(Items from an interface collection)
········

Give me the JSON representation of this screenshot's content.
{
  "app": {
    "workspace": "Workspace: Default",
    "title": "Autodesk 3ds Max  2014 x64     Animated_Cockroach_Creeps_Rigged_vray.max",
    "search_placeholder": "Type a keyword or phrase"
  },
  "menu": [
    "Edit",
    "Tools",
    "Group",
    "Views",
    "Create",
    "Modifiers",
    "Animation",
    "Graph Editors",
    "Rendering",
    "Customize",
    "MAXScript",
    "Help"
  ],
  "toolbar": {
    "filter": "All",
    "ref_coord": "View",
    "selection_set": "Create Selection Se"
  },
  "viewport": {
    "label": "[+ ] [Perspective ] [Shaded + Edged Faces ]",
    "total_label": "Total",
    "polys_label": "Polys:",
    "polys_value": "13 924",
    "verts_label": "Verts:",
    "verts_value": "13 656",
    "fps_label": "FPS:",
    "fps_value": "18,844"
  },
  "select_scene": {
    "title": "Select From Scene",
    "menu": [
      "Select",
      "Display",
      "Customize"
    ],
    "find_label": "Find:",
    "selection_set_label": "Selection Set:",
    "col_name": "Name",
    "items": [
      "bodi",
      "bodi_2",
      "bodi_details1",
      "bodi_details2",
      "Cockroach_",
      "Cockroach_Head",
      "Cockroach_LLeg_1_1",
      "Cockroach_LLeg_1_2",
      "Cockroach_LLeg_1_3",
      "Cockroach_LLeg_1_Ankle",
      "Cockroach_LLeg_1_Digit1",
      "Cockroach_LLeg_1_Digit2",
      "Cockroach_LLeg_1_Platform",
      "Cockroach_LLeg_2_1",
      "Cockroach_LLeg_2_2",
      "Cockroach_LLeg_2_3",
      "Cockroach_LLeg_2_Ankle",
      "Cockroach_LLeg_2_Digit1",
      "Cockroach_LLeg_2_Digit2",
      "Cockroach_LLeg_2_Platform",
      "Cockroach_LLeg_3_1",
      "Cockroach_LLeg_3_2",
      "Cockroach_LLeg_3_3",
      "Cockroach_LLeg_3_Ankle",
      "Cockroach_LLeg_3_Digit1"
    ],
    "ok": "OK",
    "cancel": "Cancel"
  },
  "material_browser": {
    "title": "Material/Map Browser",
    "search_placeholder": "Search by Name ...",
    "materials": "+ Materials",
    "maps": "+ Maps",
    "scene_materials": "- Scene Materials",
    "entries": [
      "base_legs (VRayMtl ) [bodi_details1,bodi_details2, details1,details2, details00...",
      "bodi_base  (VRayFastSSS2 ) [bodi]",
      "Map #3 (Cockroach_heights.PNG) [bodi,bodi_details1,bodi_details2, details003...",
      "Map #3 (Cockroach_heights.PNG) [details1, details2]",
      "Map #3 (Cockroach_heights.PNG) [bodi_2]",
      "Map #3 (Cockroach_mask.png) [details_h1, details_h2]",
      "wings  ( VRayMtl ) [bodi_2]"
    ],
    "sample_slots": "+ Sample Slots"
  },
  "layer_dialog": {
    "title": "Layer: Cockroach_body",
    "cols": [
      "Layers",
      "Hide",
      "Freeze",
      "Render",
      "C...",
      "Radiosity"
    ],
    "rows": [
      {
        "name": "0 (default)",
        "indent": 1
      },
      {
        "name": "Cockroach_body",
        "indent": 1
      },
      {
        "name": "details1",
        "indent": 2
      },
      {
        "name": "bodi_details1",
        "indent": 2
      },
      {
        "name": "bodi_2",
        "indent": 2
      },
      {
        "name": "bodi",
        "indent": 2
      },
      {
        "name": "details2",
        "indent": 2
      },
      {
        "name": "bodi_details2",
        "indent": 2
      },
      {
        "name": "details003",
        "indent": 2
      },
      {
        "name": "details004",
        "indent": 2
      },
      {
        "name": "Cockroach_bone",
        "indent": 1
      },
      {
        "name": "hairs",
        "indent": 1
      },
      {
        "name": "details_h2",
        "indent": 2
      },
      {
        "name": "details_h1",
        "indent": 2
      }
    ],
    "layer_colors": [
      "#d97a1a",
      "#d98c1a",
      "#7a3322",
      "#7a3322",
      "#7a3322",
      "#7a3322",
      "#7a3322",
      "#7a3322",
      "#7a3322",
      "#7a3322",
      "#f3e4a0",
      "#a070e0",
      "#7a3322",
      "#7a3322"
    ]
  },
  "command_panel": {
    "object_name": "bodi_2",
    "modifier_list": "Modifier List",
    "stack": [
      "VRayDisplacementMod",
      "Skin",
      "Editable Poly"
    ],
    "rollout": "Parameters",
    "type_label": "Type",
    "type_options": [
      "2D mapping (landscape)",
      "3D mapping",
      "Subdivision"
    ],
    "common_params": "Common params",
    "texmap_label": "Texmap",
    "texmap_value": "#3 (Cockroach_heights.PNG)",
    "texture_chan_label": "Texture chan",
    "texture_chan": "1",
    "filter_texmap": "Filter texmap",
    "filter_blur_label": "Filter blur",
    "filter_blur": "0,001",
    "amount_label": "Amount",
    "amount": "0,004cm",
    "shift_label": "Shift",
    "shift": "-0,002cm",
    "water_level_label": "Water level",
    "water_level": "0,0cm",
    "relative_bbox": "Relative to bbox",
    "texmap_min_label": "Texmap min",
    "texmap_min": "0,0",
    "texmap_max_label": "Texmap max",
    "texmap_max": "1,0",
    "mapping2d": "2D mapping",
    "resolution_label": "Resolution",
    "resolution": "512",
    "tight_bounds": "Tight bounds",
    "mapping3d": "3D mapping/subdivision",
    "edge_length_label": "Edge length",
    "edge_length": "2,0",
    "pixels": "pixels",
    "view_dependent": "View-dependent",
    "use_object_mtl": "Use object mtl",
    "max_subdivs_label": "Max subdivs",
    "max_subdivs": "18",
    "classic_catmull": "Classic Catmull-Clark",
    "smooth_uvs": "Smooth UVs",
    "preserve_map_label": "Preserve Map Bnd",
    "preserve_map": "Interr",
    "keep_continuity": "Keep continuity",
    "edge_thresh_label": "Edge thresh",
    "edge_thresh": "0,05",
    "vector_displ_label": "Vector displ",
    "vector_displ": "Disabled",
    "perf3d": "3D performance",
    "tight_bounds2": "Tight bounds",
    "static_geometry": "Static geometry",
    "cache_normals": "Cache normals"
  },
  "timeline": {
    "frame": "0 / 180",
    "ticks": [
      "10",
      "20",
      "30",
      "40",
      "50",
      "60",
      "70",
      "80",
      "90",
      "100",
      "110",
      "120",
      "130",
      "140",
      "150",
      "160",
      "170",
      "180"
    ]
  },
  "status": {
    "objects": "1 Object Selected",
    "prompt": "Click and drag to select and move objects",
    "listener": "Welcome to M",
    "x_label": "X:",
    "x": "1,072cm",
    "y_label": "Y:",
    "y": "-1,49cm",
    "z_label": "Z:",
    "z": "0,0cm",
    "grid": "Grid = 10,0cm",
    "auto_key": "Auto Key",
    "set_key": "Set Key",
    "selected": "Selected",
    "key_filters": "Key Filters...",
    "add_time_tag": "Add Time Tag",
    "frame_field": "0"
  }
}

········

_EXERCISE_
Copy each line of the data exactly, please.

_TASK RESPONSE_
Give me the JSON representation of this screenshot's content.
{
  "app": {
    "workspace": "Workspace: Default",
    "title": "Autodesk 3ds Max  2014 x64     Animated_Cockroach_Creeps_Rigged_vray.max",
    "search_placeholder": "Type a keyword or phrase"
  },
  "menu": [
    "Edit",
    "Tools",
    "Group",
    "Views",
    "Create",
    "Modifiers",
    "Animation",
    "Graph Editors",
    "Rendering",
    "Customize",
    "MAXScript",
    "Help"
  ],
  "toolbar": {
    "filter": "All",
    "ref_coord": "View",
    "selection_set": "Create Selection Se"
  },
  "viewport": {
    "label": "[+ ] [Perspective ] [Shaded + Edged Faces ]",
    "total_label": "Total",
    "polys_label": "Polys:",
    "polys_value": "13 924",
    "verts_label": "Verts:",
    "verts_value": "13 656",
    "fps_label": "FPS:",
    "fps_value": "18,844"
  },
  "select_scene": {
    "title": "Select From Scene",
    "menu": [
      "Select",
      "Display",
      "Customize"
    ],
    "find_label": "Find:",
    "selection_set_label": "Selection Set:",
    "col_name": "Name",
    "items": [
      "bodi",
      "bodi_2",
      "bodi_details1",
      "bodi_details2",
      "Cockroach_",
      "Cockroach_Head",
      "Cockroach_LLeg_1_1",
      "Cockroach_LLeg_1_2",
      "Cockroach_LLeg_1_3",
      "Cockroach_LLeg_1_Ankle",
      "Cockroach_LLeg_1_Digit1",
      "Cockroach_LLeg_1_Digit2",
      "Cockroach_LLeg_1_Platform",
      "Cockroach_LLeg_2_1",
      "Cockroach_LLeg_2_2",
      "Cockroach_LLeg_2_3",
      "Cockroach_LLeg_2_Ankle",
      "Cockroach_LLeg_2_Digit1",
      "Cockroach_LLeg_2_Digit2",
      "Cockroach_LLeg_2_Platform",
      "Cockroach_LLeg_3_1",
      "Cockroach_LLeg_3_2",
      "Cockroach_LLeg_3_3",
      "Cockroach_LLeg_3_Ankle",
      "Cockroach_LLeg_3_Digit1"
    ],
    "ok": "OK",
    "cancel": "Cancel"
  },
  "material_browser": {
    "title": "Material/Map Browser",
    "search_placeholder": "Search by Name ...",
    "materials": "+ Materials",
    "maps": "+ Maps",
    "scene_materials": "- Scene Materials",
    "entries": [
      "base_legs (VRayMtl ) [bodi_details1,bodi_details2, details1,details2, details00...",
      "bodi_base  (VRayFastSSS2 ) [bodi]",
      "Map #3 (Cockroach_heights.PNG) [bodi,bodi_details1,bodi_details2, details003...",
      "Map #3 (Cockroach_heights.PNG) [details1, details2]",
      "Map #3 (Cockroach_heights.PNG) [bodi_2]",
      "Map #3 (Cockroach_mask.png) [details_h1, details_h2]",
      "wings  ( VRayMtl ) [bodi_2]"
    ],
    "sample_slots": "+ Sample Slots"
  },
  "layer_dialog": {
    "title": "Layer: Cockroach_body",
    "cols": [
      "Layers",
      "Hide",
      "Freeze",
      "Render",
      "C...",
      "Radiosity"
    ],
    "rows": [
      {
        "name": "0 (default)",
        "indent": 1
      },
      {
        "name": "Cockroach_body",
        "indent": 1
      },
      {
        "name": "details1",
        "indent": 2
      },
      {
        "name": "bodi_details1",
        "indent": 2
      },
      {
        "name": "bodi_2",
        "indent": 2
      },
      {
        "name": "bodi",
        "indent": 2
      },
      {
        "name": "details2",
        "indent": 2
      },
      {
        "name": "bodi_details2",
        "indent": 2
      },
      {
        "name": "details003",
        "indent": 2
      },
      {
        "name": "details004",
        "indent": 2
      },
      {
        "name": "Cockroach_bone",
        "indent": 1
      },
      {
        "name": "hairs",
        "indent": 1
      },
      {
        "name": "details_h2",
        "indent": 2
      },
      {
        "name": "details_h1",
        "indent": 2
      }
    ],
    "layer_colors": [
      "#d97a1a",
      "#d98c1a",
      "#7a3322",
      "#7a3322",
      "#7a3322",
      "#7a3322",
      "#7a3322",
      "#7a3322",
      "#7a3322",
      "#7a3322",
      "#f3e4a0",
      "#a070e0",
      "#7a3322",
      "#7a3322"
    ]
  },
  "command_panel": {
    "object_name": "bodi_2",
    "modifier_list": "Modifier List",
    "stack": [
      "VRayDisplacementMod",
      "Skin",
      "Editable Poly"
    ],
    "rollout": "Parameters",
    "type_label": "Type",
    "type_options": [
      "2D mapping (landscape)",
      "3D mapping",
      "Subdivision"
    ],
    "common_params": "Common params",
    "texmap_label": "Texmap",
    "texmap_value": "#3 (Cockroach_heights.PNG)",
    "texture_chan_label": "Texture chan",
    "texture_chan": "1",
    "filter_texmap": "Filter texmap",
    "filter_blur_label": "Filter blur",
    "filter_blur": "0,001",
    "amount_label": "Amount",
    "amount": "0,004cm",
    "shift_label": "Shift",
    "shift": "-0,002cm",
    "water_level_label": "Water level",
    "water_level": "0,0cm",
    "relative_bbox": "Relative to bbox",
    "texmap_min_label": "Texmap min",
    "texmap_min": "0,0",
    "texmap_max_label": "Texmap max",
    "texmap_max": "1,0",
    "mapping2d": "2D mapping",
    "resolution_label": "Resolution",
    "resolution": "512",
    "tight_bounds": "Tight bounds",
    "mapping3d": "3D mapping/subdivision",
    "edge_length_label": "Edge length",
    "edge_length": "2,0",
    "pixels": "pixels",
    "view_dependent": "View-dependent",
    "use_object_mtl": "Use object mtl",
    "max_subdivs_label": "Max subdivs",
    "max_subdivs": "18",
    "classic_catmull": "Classic Catmull-Clark",
    "smooth_uvs": "Smooth UVs",
    "preserve_map_label": "Preserve Map Bnd",
    "preserve_map": "Interr",
    "keep_continuity": "Keep continuity",
    "edge_thresh_label": "Edge thresh",
    "edge_thresh": "0,05",
    "vector_displ_label": "Vector displ",
    "vector_displ": "Disabled",
    "perf3d": "3D performance",
    "tight_bounds2": "Tight bounds",
    "static_geometry": "Static geometry",
    "cache_normals": "Cache normals"
  },
  "timeline": {
    "frame": "0 / 180",
    "ticks": [
      "10",
      "20",
      "30",
      "40",
      "50",
      "60",
      "70",
      "80",
      "90",
      "100",
      "110",
      "120",
      "130",
      "140",
      "150",
      "160",
      "170",
      "180"
    ]
  },
  "status": {
    "objects": "1 Object Selected",
    "prompt": "Click and drag to select and move objects",
    "listener": "Welcome to M",
    "x_label": "X:",
    "x": "1,072cm",
    "y_label": "Y:",
    "y": "-1,49cm",
    "z_label": "Z:",
    "z": "0,0cm",
    "grid": "Grid = 10,0cm",
    "auto_key": "Auto Key",
    "set_key": "Set Key",
    "selected": "Selected",
    "key_filters": "Key Filters...",
    "add_time_tag": "Add Time Tag",
    "frame_field": "0"
  }
}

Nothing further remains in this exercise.